BEGIN Given information

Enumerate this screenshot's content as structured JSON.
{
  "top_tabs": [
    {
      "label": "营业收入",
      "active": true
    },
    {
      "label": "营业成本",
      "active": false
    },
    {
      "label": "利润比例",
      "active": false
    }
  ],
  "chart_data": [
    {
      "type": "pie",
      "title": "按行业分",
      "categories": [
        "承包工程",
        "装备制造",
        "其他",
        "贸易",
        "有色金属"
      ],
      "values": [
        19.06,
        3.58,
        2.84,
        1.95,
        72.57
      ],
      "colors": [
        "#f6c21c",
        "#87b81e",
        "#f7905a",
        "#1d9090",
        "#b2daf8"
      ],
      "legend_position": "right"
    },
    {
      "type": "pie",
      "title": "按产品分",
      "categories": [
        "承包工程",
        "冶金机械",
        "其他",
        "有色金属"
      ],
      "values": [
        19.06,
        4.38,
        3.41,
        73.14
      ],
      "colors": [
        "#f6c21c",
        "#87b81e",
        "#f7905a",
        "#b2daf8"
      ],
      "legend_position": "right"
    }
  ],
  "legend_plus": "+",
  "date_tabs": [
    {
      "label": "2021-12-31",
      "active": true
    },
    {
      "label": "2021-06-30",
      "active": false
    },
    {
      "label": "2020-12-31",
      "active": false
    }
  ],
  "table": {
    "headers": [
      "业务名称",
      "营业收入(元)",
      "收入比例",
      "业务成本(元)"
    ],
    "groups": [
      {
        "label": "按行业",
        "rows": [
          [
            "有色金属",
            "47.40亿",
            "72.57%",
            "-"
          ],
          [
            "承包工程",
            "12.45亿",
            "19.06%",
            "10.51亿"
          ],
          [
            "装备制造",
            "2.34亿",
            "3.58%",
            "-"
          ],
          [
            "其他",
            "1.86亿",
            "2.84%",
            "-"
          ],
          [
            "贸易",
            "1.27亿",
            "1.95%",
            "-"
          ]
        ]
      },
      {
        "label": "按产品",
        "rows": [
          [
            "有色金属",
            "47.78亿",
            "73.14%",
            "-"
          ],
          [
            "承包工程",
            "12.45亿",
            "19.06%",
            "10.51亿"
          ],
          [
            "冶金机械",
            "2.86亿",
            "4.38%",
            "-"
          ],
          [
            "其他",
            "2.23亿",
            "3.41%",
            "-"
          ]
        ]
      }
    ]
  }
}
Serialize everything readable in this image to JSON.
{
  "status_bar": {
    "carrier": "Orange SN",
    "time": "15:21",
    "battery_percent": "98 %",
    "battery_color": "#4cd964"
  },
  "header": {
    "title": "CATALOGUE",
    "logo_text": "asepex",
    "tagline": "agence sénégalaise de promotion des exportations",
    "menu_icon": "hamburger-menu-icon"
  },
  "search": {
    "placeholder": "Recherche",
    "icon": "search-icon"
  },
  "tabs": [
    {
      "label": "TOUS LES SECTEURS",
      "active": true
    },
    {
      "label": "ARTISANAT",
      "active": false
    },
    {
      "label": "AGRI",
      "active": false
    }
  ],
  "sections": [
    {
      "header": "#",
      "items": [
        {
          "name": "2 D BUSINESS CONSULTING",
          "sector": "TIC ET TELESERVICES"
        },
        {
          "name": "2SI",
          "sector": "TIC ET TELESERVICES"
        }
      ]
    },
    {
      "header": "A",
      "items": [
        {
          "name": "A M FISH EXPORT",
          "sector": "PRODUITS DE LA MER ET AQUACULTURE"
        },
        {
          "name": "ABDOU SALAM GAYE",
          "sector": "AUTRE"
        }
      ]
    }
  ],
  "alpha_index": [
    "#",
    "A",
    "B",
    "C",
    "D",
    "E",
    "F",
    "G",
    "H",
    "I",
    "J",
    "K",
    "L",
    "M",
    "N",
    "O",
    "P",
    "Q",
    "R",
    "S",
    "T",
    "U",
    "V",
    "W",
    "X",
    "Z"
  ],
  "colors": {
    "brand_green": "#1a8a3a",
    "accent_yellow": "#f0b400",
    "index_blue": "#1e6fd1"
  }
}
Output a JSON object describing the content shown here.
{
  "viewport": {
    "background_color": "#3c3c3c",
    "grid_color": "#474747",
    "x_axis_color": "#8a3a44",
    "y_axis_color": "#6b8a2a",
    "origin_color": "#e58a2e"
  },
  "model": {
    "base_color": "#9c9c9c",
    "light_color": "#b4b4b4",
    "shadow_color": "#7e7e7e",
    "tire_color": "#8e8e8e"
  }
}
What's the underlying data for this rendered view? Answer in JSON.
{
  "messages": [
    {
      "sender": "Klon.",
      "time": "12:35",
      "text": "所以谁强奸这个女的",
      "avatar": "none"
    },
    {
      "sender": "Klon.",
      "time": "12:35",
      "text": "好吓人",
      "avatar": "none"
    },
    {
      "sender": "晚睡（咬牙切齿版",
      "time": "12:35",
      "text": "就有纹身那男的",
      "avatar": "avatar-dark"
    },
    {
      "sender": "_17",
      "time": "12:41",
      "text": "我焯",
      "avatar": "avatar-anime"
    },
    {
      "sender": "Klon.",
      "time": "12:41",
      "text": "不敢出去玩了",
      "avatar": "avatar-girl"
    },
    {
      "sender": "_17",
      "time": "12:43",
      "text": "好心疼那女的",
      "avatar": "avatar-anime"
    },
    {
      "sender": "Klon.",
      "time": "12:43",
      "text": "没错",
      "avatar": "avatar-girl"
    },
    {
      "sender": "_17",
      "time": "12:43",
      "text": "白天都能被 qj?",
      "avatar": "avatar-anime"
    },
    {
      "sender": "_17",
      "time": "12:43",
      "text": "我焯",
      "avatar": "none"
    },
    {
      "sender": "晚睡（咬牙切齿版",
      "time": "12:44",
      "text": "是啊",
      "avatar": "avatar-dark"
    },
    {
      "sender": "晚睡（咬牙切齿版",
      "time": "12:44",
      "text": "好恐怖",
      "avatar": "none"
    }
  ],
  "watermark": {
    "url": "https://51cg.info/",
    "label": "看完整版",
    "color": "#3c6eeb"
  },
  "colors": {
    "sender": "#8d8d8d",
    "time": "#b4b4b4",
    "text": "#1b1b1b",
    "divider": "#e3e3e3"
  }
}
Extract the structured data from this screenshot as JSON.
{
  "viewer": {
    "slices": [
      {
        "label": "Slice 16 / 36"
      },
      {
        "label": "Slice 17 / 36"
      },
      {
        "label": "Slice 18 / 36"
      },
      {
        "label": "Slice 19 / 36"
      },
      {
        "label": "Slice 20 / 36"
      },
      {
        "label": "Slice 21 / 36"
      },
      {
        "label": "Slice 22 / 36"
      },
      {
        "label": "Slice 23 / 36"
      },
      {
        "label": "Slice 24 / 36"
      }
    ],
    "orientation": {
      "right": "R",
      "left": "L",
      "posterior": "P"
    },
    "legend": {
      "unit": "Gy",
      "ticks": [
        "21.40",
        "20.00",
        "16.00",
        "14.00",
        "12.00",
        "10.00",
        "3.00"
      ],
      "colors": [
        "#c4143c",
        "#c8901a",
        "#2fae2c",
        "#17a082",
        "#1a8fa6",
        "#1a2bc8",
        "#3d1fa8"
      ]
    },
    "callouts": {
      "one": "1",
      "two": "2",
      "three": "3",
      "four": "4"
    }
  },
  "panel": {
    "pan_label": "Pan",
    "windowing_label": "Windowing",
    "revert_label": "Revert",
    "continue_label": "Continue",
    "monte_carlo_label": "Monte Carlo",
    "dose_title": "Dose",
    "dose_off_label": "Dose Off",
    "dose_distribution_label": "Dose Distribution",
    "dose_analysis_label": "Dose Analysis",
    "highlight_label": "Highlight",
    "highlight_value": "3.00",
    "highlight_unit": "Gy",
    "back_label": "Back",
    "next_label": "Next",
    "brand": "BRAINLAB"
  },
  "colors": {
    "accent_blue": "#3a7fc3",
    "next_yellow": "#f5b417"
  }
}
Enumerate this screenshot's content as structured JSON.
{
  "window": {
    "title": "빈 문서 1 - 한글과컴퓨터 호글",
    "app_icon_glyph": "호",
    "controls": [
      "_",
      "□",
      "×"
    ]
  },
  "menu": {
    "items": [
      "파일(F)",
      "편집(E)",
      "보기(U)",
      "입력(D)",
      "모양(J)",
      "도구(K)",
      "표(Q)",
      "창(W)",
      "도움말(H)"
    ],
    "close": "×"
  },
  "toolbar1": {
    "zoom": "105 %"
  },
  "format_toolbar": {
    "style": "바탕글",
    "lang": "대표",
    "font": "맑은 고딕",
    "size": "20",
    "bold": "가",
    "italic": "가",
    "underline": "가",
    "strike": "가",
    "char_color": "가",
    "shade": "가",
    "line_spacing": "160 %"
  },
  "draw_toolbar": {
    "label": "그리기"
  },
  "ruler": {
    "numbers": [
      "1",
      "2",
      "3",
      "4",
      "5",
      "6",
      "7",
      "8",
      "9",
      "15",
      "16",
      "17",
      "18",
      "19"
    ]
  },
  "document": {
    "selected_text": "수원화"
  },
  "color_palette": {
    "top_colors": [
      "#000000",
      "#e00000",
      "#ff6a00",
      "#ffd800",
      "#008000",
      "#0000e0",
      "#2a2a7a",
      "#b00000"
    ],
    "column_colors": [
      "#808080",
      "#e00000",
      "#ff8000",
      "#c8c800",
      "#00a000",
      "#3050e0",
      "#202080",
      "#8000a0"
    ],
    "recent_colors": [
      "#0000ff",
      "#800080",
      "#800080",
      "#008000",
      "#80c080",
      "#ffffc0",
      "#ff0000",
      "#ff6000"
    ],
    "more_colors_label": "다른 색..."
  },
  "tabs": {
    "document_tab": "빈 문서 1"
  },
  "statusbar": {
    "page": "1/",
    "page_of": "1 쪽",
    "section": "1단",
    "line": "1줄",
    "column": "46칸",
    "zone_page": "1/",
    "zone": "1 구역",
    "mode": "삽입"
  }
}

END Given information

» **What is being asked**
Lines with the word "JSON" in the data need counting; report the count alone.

» **Finished exercise**
6